*** Opening of SOURCE DATA ***

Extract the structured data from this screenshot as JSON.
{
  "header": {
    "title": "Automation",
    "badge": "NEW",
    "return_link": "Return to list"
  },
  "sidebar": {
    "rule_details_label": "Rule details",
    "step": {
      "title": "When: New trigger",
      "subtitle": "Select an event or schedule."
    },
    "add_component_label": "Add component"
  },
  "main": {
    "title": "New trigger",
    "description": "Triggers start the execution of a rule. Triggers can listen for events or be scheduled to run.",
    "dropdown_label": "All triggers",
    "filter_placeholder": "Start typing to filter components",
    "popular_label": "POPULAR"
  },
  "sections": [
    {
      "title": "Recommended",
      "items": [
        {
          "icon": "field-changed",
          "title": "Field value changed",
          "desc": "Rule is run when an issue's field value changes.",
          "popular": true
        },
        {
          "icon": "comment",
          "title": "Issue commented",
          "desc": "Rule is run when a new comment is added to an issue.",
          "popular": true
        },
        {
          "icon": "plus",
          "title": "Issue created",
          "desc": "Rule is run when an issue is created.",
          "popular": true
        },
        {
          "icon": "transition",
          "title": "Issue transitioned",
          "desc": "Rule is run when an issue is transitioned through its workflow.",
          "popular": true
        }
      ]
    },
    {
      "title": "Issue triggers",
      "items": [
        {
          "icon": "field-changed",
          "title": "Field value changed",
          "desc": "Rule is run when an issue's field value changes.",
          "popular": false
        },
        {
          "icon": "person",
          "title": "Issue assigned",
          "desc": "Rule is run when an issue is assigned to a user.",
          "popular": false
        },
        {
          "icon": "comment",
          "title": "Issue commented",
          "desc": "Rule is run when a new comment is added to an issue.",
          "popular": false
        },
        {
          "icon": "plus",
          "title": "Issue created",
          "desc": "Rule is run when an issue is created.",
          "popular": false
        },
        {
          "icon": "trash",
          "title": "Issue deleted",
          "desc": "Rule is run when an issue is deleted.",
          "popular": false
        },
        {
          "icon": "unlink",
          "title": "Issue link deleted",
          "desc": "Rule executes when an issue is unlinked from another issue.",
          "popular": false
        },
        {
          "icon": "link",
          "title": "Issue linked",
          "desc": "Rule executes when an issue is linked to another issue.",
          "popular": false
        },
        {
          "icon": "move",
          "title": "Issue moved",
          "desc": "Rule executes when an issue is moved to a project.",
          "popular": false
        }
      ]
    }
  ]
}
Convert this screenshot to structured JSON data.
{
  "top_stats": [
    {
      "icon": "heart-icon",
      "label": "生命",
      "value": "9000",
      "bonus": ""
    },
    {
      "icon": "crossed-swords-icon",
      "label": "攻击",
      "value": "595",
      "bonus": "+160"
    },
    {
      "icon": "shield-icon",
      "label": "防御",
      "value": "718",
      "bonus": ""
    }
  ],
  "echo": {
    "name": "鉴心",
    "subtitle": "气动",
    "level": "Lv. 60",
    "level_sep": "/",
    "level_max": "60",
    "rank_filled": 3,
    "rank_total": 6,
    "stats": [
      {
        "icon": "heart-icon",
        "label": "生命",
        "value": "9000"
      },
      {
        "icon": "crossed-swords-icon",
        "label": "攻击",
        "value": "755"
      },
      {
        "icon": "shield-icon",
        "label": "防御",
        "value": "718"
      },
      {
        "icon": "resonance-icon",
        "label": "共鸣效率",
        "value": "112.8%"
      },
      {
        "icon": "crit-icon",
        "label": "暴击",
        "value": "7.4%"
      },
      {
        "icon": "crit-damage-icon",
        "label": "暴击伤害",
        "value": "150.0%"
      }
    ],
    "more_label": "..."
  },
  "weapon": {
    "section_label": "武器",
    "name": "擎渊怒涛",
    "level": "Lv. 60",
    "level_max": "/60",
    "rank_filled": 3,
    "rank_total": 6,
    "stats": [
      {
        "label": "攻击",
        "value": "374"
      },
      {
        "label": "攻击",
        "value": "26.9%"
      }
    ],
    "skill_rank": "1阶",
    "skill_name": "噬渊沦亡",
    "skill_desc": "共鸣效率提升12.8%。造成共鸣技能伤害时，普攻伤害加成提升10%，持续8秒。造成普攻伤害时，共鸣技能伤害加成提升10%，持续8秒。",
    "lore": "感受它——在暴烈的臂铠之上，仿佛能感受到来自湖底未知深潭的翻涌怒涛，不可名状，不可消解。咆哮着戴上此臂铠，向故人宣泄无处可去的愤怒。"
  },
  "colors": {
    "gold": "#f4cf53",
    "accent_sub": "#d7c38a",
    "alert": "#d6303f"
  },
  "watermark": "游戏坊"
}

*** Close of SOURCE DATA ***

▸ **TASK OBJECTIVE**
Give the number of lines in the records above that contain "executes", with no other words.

▸ **TASK RESULT**
3